Task statement:
Copy each line of the listing where the word "workspace" can be found.

Task data:
========================
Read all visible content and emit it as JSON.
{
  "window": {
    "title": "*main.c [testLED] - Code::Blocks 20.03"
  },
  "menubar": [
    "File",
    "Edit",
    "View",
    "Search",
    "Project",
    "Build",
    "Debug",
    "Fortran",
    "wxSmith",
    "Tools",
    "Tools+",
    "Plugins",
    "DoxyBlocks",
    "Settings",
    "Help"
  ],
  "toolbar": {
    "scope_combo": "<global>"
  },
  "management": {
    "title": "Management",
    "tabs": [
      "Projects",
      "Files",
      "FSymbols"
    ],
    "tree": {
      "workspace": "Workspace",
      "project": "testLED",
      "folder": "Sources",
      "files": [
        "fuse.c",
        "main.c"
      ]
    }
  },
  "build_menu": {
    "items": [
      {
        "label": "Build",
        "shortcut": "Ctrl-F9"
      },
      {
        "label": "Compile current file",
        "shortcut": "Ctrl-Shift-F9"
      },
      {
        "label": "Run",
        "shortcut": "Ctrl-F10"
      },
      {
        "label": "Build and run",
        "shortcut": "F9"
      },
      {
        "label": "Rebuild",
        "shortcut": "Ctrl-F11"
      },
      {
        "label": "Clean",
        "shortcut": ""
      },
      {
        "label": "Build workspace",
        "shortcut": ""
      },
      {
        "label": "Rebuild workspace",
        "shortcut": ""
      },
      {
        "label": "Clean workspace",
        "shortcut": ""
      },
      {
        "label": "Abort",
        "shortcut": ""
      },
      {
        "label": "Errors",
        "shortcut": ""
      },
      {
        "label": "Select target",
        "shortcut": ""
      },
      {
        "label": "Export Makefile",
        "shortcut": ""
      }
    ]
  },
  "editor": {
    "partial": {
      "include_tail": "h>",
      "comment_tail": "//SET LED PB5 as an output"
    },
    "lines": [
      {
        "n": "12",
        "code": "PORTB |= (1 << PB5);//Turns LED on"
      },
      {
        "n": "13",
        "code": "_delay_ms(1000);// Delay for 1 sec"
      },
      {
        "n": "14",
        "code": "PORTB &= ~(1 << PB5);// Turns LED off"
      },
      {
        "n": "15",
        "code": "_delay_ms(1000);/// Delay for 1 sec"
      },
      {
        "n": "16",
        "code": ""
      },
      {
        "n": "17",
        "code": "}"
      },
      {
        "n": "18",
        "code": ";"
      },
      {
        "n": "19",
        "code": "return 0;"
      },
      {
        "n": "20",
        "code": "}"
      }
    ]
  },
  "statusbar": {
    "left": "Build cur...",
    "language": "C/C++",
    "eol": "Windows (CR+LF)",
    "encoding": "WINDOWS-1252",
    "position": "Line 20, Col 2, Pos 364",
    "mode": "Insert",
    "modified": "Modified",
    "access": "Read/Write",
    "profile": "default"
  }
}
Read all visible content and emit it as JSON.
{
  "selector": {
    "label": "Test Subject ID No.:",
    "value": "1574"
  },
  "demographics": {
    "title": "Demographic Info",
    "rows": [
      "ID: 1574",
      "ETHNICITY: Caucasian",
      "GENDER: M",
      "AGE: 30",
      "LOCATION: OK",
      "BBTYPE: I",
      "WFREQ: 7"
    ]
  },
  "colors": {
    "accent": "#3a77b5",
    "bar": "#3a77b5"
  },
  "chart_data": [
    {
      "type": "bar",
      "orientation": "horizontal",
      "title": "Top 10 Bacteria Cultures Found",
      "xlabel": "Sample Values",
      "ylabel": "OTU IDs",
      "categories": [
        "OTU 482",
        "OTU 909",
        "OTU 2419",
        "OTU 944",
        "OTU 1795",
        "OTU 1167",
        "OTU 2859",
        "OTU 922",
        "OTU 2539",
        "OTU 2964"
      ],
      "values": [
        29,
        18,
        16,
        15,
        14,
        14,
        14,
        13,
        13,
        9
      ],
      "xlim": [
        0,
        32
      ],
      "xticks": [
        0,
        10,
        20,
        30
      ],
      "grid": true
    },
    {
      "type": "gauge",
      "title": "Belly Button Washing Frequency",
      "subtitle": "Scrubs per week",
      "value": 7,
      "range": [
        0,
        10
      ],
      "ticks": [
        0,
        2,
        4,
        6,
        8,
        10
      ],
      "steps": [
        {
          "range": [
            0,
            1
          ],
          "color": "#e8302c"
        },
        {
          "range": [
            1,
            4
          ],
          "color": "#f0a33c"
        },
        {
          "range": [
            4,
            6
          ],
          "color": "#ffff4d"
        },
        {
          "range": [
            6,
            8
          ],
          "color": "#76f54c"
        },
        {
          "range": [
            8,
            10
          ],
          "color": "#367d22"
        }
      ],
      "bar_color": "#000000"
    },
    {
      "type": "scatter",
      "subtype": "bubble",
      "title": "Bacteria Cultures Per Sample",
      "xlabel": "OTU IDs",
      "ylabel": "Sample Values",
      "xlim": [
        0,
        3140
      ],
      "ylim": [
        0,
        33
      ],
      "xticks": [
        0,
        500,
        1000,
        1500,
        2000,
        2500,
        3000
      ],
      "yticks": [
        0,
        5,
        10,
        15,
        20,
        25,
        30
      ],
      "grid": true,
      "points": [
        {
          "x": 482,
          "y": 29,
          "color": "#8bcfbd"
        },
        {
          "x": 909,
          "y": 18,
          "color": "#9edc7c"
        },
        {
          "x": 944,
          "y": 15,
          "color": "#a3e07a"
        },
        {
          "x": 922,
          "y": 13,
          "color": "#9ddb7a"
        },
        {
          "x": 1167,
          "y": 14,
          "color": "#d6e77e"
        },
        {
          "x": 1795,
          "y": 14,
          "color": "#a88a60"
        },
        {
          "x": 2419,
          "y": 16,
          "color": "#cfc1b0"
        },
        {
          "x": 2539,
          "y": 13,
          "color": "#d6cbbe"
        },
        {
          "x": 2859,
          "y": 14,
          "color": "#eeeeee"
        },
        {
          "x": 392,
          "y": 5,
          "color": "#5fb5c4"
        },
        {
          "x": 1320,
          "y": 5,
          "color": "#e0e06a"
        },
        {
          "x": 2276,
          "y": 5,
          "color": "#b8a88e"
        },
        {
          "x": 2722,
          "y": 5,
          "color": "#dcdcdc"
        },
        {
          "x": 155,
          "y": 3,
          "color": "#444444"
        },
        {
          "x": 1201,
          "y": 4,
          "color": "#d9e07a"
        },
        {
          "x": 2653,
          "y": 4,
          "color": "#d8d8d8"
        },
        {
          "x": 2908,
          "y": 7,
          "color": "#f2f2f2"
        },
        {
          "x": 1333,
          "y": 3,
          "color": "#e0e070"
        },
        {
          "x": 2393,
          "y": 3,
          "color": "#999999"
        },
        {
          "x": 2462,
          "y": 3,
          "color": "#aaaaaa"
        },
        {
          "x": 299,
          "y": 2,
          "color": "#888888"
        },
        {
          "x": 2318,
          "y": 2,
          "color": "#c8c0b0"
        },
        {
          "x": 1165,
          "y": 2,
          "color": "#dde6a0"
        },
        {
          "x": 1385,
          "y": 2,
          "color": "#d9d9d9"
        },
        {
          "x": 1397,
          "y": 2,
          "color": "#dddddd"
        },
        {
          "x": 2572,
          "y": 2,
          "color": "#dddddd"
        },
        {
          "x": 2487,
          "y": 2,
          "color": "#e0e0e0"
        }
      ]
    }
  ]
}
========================
Output for this exercise:
      "workspace": "Workspace",
        "label": "Build workspace",
        "label": "Rebuild workspace",
        "label": "Clean workspace",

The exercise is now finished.